Oracle has opened a data center in Israel, which claims to be able to withstand missile attacks to ensure continued resilience in the troubled state.
The first of two planned public cloud facilities in the country is about 50 meters below one of Jerusalem’s technology parks.
Nine floors underground, the server farm is designed to continue to operate with its own power generators during periodic battles in the regions, ensuring that users can store their data in a local cloud rather than outside Israel.
According to Israeli data, battle groups fired about 4,360 missiles from Gaza during the recent conflict in May.
Speaking to Reuters, Eran Feigenbaum, Oracle’s manager in Israel, said: “This facility … can withstand a direct missile strike, a direct missile strike or even a car bomb – and the services will continue to work with customers even without knowing that something so terrible has happened. “
Although Oracle has R&D units in Israel, prior to the opening of the new facility, Oracle’s closest cloud region to the country was in the United Arab Emirates, where AWS also plans to open.
Oracle has already registered a number of customers in the Middle East, Feigenbaum said.
Not that it helped Oracle persuade the Israeli government to become a cloud customer. In May concludes deals with rivals AWS and Google worth about $ 1 billion to provide services to the public sector and the military.
Oracle’s Israeli investment is part of a movement to open 14 cloud regions with new locations in Europe, the Middle East, the Asia-Pacific region and Latin America. His plans for data centers include Italy, Sweden, France, Spain, Singapore, South Africa, Mexico and Colombia. By the end of 2022, Big Red expects to open additional facilities in the UAE, Saudi Arabia, France, Israel and Chile, providing a total of 44 cloud regions.
In May, Oracle launches a cloud powered by Arm with 80-core Ampere processors for one US cent per hour per core.
According to Canalys statistics, Oracle had a 2.3% share of cloud infrastructure spending in the EMEA in the second quarter, amounting to approximately $ 248 million.

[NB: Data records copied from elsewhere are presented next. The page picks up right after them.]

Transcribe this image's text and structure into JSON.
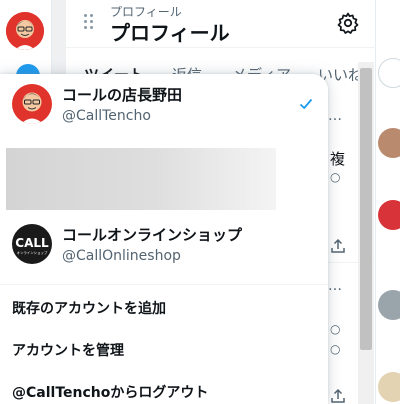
{
  "colors": {
    "accent": "#1d9bf0",
    "background": "#f2f3f4",
    "primary_text": "#0f1419",
    "secondary_text": "#536471"
  },
  "header": {
    "subtitle": "プロフィール",
    "title": "プロフィール",
    "settings_icon": "gear-icon"
  },
  "tabs": [
    {
      "label": "ツイート"
    },
    {
      "label": "返信"
    },
    {
      "label": "メディア"
    },
    {
      "label": "いいね"
    }
  ],
  "feed_fragments": {
    "more_label": "…",
    "text_1": "複",
    "text_2": "○",
    "text_3": "○",
    "text_4": "○"
  },
  "account_menu": {
    "accounts": [
      {
        "name": "コールの店長野田",
        "handle": "@CallTencho",
        "selected": true
      },
      {
        "name": "コールオンラインショップ",
        "handle": "@CallOnlineshop",
        "avatar_text": "CALL",
        "avatar_subtext": "オンラインショップ"
      }
    ],
    "actions": [
      {
        "label": "既存のアカウントを追加"
      },
      {
        "label": "アカウントを管理"
      },
      {
        "label": "@CallTenchoからログアウト"
      }
    ]
  }
}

This put it in sixth place after AWS, Microsoft, Google, OVH and IBM. ®